the difference between branding and marketing

August 7, 2023

There are very few questions clients ask more often than the difference between branding and marketing.

It’s always hard to answer this question and to make it even harder, I’ve decided to answer it here in four hundred words or less.

The fundamental difference between branding and marketing is their relationship with time. Branding takes a long-term view while marketing focuses on the short term.

Branding creates customers by earning people’s attention long before they need the product or service we offer. Then over time, it turns that awareness into trust, then loyalty. Your brand, in short, is your reputation, which is built and maintained over time.

Marketing focuses on making it easy for people who are already looking for what we offer to get exactly what they need or want. Anything your company does to facilitate this process of converting interest into sales is marketing.

To illustrate, think about all the TV commercials automakers run on repeat for years to ensure that their specific brand remains top of mind whenever the moment comes for us to buy a new car. Now think about the promotions they run and the experience they create at their dealerships to entice us to choose them when we are finally ready to buy a new car. Branding enables us to know which car we want, and marketing determines which car we ultimately get.

The best companies in the world spend a disproportionate amount of time and money on branding– trying to earn the attention and trust of those who don’t need what they offer yet– because they understand that the number of people interested in their services now will always be smaller than the number of those who might be interested later. And if they don’t speak to those who might be interested later, over time, the number of those interested now will stagnate, or worse, dry up.

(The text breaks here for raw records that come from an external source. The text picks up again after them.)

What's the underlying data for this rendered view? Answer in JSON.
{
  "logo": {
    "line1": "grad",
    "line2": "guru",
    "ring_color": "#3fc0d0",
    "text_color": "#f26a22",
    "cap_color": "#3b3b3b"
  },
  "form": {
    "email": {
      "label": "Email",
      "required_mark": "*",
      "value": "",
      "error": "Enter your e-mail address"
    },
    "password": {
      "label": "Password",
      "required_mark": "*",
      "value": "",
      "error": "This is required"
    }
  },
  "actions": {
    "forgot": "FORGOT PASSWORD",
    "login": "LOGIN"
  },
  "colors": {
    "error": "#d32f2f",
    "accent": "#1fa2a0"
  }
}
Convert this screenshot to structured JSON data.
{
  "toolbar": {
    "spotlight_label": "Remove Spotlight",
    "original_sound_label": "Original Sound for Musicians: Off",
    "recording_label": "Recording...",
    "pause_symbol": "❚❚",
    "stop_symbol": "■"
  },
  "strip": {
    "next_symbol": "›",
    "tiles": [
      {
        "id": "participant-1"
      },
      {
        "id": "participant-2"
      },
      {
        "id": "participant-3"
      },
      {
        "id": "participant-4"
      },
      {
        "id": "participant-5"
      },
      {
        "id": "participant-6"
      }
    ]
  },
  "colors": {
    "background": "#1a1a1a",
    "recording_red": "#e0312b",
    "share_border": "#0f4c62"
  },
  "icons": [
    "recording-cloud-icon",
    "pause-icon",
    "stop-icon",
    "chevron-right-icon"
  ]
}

Many businesses have this backwards. They lack the clarity and perspective that comes with an uncertain future, which of course is accelerated by a hyper focus on short term metrics.

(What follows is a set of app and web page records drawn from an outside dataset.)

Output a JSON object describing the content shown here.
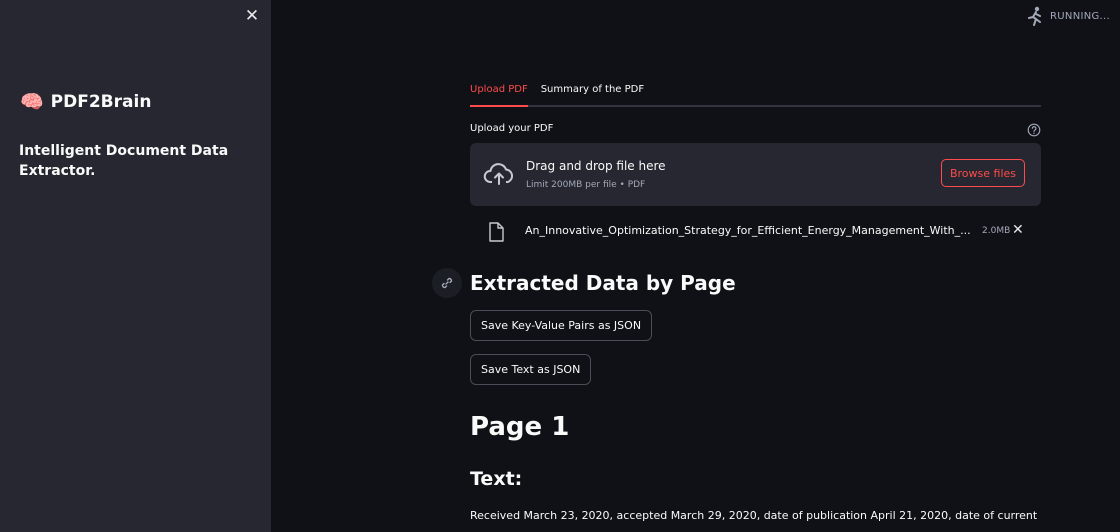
{
  "sidebar": {
    "close_symbol": "✕",
    "brand_icon": "brain-icon",
    "brand_emoji": "🧠",
    "brand_name": "PDF2Brain",
    "tagline": "Intelligent Document Data Extractor."
  },
  "status": {
    "label": "RUNNING..."
  },
  "tabs": [
    {
      "label": "Upload PDF",
      "active": true
    },
    {
      "label": "Summary of the PDF",
      "active": false
    }
  ],
  "uploader": {
    "label": "Upload your PDF",
    "drop_title": "Drag and drop file here",
    "drop_limit": "Limit 200MB per file • PDF",
    "browse_label": "Browse files",
    "file": {
      "name": "An_Innovative_Optimization_Strategy_for_Efficient_Energy_Management_With_...",
      "size": "2.0MB"
    },
    "remove_symbol": "✕"
  },
  "extracted": {
    "heading": "Extracted Data by Page",
    "save_kv_label": "Save Key-Value Pairs as JSON",
    "save_text_label": "Save Text as JSON"
  },
  "page": {
    "heading": "Page 1",
    "text_heading": "Text:",
    "text_preview": "Received March 23, 2020, accepted March 29, 2020, date of publication April 21, 2020, date of current"
  },
  "colors": {
    "accent": "#ff4b4b",
    "background": "#0f1116",
    "sidebar": "#262730",
    "text": "#fafafa",
    "muted": "#a3a8b8"
  }
}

In The Long and Short of It, Les Binet and Peter Field recommend a 60/40 split in favor of branding activities. Whatever the split we choose, to succeed, we need to excel at both.

Ultimately, if we improve our relationship with time we can more readily balance short term and long term needs of those we seek to serve.

Was it helpful?

We love to share
our experiences